Book summary: Castles: Old Stone Poems takes us on a lyrical tour of (mostly European) castles. The poems capture a bit of the history of the castles, the places they are, and the people who lived in them. The illustrations are beautiful; the color and lighting are reminiscent of early Renaissance works.
My impressions: I am prone to enjoy everything castle oriented – moats and towers and princesses and knights and sword fighting, all right up my alley. So I love the paintings in this book, they’re really gorgeous. As for the poetry, I think it’s just fine. The poem for each castle does tend to have it’s own style and rhythm. However, I really worry it may be too erudite for it’s intended audience. Depending on their outside interest, older elementary students may not know very much about European history, or the folklore associated with certain places like Transylvania, or Viking legends. I think the goals are pretty lofty, but it takes a very special type of child to appreciate poetry, history, warfare, and art. But for the special children (I’m sure there are some out there) who do appreciate some of these aspects, this book could be an invaluable tool in getting them interested in poetry.
Citation: Lewis, J. P., and Dotlich, R. K. (2006). Castles: old stone poems. Honesdale, PA: Wordsong.
“Gr 4-6-History and legend blend in this collection. The mostly European-based selections focus on Bodiam Castle (England), the Tower of London, Edinburgh Castle (Scotland), Chambord (Erance), Bran Castle (Romania), etc., in addition to Himeji Castle (Japan), Catherine’s Palace (Russia), and Hearst Castle (U.S.). A section entitled “Medieval Minutes” follows the poems, providing additional facts (many of which are not about medieval times) and a time line for historical context. Burr’s oil paintings capture the grandeur, loneliness, and mood of each castle in evocative shades of light and dark. Yet while the subject matter and rich illustrations are ripe for kid appeal, the book’s lack of focus may ultimately lose its intended audience. Readers will undoubtedly wonder why the castles themselves are not pictured in a number of the poems. Likewise, the lofty, sometimes awkward verse and cryptic references to historieal events will leave most children confused. With adult support to tie together facts and poetic references, a small niche of castle fanatics may be willing to invest the time needed to uncover the juicy tales behind these poems…”

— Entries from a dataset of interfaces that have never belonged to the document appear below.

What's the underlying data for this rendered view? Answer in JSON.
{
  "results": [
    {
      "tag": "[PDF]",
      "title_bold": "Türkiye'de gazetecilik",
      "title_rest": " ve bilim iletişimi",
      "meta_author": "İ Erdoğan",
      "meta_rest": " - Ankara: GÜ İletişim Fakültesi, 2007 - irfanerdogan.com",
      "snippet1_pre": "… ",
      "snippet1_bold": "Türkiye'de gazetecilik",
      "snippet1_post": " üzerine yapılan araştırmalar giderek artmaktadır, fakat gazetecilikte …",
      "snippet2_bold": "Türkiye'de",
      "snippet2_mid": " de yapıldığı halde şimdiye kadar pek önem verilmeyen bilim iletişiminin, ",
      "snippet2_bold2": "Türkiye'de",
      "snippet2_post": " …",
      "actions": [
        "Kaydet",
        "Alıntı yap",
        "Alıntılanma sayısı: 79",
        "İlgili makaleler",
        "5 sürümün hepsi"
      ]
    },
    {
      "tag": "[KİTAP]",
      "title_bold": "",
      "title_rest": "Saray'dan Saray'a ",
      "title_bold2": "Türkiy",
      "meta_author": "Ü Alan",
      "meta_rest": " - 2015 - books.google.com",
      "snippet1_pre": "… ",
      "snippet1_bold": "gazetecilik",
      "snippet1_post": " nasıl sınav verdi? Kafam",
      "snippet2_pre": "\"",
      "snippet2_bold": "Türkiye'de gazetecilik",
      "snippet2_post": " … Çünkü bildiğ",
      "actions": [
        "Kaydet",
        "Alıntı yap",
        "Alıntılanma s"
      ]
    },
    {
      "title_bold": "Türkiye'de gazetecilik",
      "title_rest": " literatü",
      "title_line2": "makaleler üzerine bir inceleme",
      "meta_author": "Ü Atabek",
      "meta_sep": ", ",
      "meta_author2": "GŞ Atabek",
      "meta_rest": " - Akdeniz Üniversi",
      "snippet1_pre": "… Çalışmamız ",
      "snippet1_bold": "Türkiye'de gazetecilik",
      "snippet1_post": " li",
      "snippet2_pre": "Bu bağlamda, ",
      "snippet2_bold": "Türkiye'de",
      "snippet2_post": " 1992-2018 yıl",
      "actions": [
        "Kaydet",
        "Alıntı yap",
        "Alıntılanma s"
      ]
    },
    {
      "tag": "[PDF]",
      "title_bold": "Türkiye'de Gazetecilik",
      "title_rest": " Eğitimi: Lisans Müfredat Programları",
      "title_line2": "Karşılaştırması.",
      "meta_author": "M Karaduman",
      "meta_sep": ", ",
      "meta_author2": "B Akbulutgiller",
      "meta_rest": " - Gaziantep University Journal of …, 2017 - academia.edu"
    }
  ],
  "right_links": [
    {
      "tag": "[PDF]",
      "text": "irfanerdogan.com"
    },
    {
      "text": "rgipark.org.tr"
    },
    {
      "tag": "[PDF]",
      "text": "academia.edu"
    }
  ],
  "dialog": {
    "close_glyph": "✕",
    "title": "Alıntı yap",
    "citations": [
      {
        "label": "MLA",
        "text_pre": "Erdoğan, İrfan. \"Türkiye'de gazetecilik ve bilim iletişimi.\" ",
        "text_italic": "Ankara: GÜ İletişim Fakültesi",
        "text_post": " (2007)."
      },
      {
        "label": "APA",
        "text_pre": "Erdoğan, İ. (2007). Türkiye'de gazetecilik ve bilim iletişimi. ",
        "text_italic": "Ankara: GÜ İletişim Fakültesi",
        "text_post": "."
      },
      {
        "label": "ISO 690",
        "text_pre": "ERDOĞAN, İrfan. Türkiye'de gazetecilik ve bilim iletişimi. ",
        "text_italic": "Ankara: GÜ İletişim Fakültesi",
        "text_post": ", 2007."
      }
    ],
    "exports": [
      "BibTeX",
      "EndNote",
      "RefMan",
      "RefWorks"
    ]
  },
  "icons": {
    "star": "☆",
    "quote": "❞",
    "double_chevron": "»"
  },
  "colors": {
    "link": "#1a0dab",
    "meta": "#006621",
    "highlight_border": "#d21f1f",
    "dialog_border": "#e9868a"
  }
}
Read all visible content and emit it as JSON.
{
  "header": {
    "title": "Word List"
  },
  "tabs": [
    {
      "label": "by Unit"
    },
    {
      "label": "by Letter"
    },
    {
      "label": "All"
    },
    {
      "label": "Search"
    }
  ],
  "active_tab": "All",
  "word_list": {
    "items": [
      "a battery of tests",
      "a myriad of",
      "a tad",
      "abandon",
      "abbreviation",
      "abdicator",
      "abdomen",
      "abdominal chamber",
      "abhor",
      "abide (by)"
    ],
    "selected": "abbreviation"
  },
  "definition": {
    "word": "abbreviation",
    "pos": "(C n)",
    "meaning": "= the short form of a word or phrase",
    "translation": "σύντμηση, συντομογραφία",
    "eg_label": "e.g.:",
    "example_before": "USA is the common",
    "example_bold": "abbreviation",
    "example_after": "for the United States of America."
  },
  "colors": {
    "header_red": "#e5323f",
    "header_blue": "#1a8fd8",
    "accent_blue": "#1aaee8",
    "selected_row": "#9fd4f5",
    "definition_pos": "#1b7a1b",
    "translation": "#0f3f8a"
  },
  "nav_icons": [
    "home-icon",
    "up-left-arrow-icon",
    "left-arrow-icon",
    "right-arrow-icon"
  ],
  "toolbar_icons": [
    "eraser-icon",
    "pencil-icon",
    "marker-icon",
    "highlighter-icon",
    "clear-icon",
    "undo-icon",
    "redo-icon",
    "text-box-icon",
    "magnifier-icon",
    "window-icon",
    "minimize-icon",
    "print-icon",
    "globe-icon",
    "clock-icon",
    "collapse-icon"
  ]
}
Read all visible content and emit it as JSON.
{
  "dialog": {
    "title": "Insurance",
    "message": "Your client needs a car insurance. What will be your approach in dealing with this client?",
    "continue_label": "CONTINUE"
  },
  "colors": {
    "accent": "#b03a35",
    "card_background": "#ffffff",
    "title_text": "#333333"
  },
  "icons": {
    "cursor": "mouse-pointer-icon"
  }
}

Maza, J. (October 2006). [Review of Castles: old stone poems]. School Library Journal, 52(10), 179.
Library uses: I could use this in April to promote Poetry Month to boys. Perhaps having more traditionally “male” interests, such as warfare, knights, dragons, and history, represented could get boys excited about poems. I also like the aspect of teaching kids about non-verbal poetry – that images and buildings can be poetic in their way.